Is free-will really free? This question particularly challenged me. While some in the film argue that God ultimately predestines both the 'saved' and the 'unsaved', other views rely heavily on a C.S. Lewis perspective of hell being the greatest monument to free-will. Kevin Miller seeks a third view that argues for what I like to call the 'wounded will'. We are affected by our culture, our upbringing, and the wounds of life that we all carry. Consider the example a child who is molested by a member of a church and then chooses in life to forever turn his/her back on all things to do with God. Miller and others in the film would suggest that for a person to properly make an informed free-will choice to respond to Jesus, that certain 'wounds of the will' would need to be healed.

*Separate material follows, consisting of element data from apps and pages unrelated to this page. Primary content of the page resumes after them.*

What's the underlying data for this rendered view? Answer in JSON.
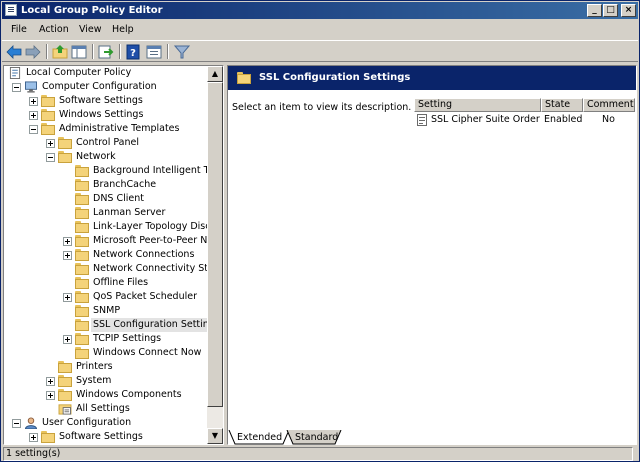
{
  "window": {
    "title": "Local Group Policy Editor"
  },
  "title_buttons": {
    "minimize": "_",
    "maximize": "□",
    "close": "×"
  },
  "menu": [
    "File",
    "Action",
    "View",
    "Help"
  ],
  "toolbar_icons": [
    "back-icon",
    "forward-icon",
    "up-folder-icon",
    "show-tree-icon",
    "export-icon",
    "help-icon",
    "properties-icon",
    "filter-icon"
  ],
  "tree": [
    {
      "label": "Local Computer Policy",
      "level": 0,
      "expander": "",
      "icon": "policy"
    },
    {
      "label": "Computer Configuration",
      "level": 1,
      "expander": "minus",
      "icon": "computer"
    },
    {
      "label": "Software Settings",
      "level": 2,
      "expander": "plus",
      "icon": "folder"
    },
    {
      "label": "Windows Settings",
      "level": 2,
      "expander": "plus",
      "icon": "folder"
    },
    {
      "label": "Administrative Templates",
      "level": 2,
      "expander": "minus",
      "icon": "folder"
    },
    {
      "label": "Control Panel",
      "level": 3,
      "expander": "plus",
      "icon": "folder"
    },
    {
      "label": "Network",
      "level": 3,
      "expander": "minus",
      "icon": "folder"
    },
    {
      "label": "Background Intelligent Trans",
      "level": 4,
      "expander": "",
      "icon": "folder"
    },
    {
      "label": "BranchCache",
      "level": 4,
      "expander": "",
      "icon": "folder"
    },
    {
      "label": "DNS Client",
      "level": 4,
      "expander": "",
      "icon": "folder"
    },
    {
      "label": "Lanman Server",
      "level": 4,
      "expander": "",
      "icon": "folder"
    },
    {
      "label": "Link-Layer Topology Discove",
      "level": 4,
      "expander": "",
      "icon": "folder"
    },
    {
      "label": "Microsoft Peer-to-Peer Netw",
      "level": 4,
      "expander": "plus",
      "icon": "folder"
    },
    {
      "label": "Network Connections",
      "level": 4,
      "expander": "plus",
      "icon": "folder"
    },
    {
      "label": "Network Connectivity Status",
      "level": 4,
      "expander": "",
      "icon": "folder"
    },
    {
      "label": "Offline Files",
      "level": 4,
      "expander": "",
      "icon": "folder"
    },
    {
      "label": "QoS Packet Scheduler",
      "level": 4,
      "expander": "plus",
      "icon": "folder"
    },
    {
      "label": "SNMP",
      "level": 4,
      "expander": "",
      "icon": "folder"
    },
    {
      "label": "SSL Configuration Settings",
      "level": 4,
      "expander": "",
      "icon": "folder",
      "selected": true
    },
    {
      "label": "TCPIP Settings",
      "level": 4,
      "expander": "plus",
      "icon": "folder"
    },
    {
      "label": "Windows Connect Now",
      "level": 4,
      "expander": "",
      "icon": "folder"
    },
    {
      "label": "Printers",
      "level": 3,
      "expander": "",
      "icon": "folder"
    },
    {
      "label": "System",
      "level": 3,
      "expander": "plus",
      "icon": "folder"
    },
    {
      "label": "Windows Components",
      "level": 3,
      "expander": "plus",
      "icon": "folder"
    },
    {
      "label": "All Settings",
      "level": 3,
      "expander": "",
      "icon": "settings"
    },
    {
      "label": "User Configuration",
      "level": 1,
      "expander": "minus",
      "icon": "user"
    },
    {
      "label": "Software Settings",
      "level": 2,
      "expander": "plus",
      "icon": "folder"
    }
  ],
  "right_pane": {
    "title": "SSL Configuration Settings",
    "description": "Select an item to view its description.",
    "columns": [
      "Setting",
      "State",
      "Comment"
    ],
    "rows": [
      {
        "setting": "SSL Cipher Suite Order",
        "state": "Enabled",
        "comment": "No"
      }
    ]
  },
  "tabs": [
    "Extended",
    "Standard"
  ],
  "status": "1 setting(s)",
  "colors": {
    "title_bar": "#0a246a",
    "pane_header": "#0a246a",
    "folder": "#f4d37a",
    "face": "#d4d0c8"
  }
}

Universalism is a viable theological option for believers (even if you disagree with it). The movie brings up several of the Patristics who subscribed to the Universalist position, most notably Gregory of Nysan who is one of the significant contributors of the Nicene Creed and the formation of the cannon. This is to say that many of the people who contributed to our concepts of 'what is orthodoxy?' are themselves Universalist. The early church really did not see the doctrine of hell as a contentious issue. I personally believe that this is likely due to the influence of Justin Martyr, who taught that personal salvation is not dependent on doctrine, but on the saving work of Jesus alone.
Believe it or not, there are good theological reasons, as opposed to emotional reasons, to hold to a Universalist perspective on Hell. The film also explores several scriptures and seeks to give some possible answers for them. The film directly comments on Dan 12; Isa 66; the Genhenna texts and the origins of the theology of hell. You might be surprised to find that much of our teaching about our concepts of hell originate in the intertestamental period. Brad Jersak does a good job suggesting that Jesus is a prophet in the line of Jeremiah (not the Apocrypha) and that many of the eternal torment texts are actually about the Destruction of Jerusalem in 70AD and not about the afterlife. (I encourage you to check out Brad's book ""Her gates will never be shut" if you wish to go deeper in the discussion)
Your view of hell does not put you out of the fold of Christianity. Peter Kreeft comments to this end, that 'praying for God to redeem all souls is a long held Catholic tradition'. I feel that perhaps one of the greatest contributions of the film is to question how we hold our beliefs. We are all trying our best to interpret scripture in light of the information we have. We should seek humbly to model disagreement in a effort to maintain unity. To quote a mentor of mine 'there is room for all at the table of discussion'.
Take the time to think through your position on hell. Robin Parry encourages listeners not to run to Universalism (or any other position) out of some sort of emotionally based decision. Take the time to read and process all the material on the subject. Ask questions, pray, discuss with others. Read a few books on each position.
I wholeheartly recommend that you take the time to watch this film and think through your own questions on the doctrine of Hell.
p.s. After the movie I had the amazing opprotunity to go for coffee with Kevin Miller, the director and writer of the film. First of all, I was super stoked that he would take the time to talk to me and my friend Jasen Lutz. It's not everyday you get to hang out with the director of a film and ask questions directly related to what you just saw. ("Hey Spielburg, Indian Jones 4 the worse thing ever!) I found him to be incredibly insightful, humorous, and graceful to people whatever there position may be. Thanks for coffee Kevin.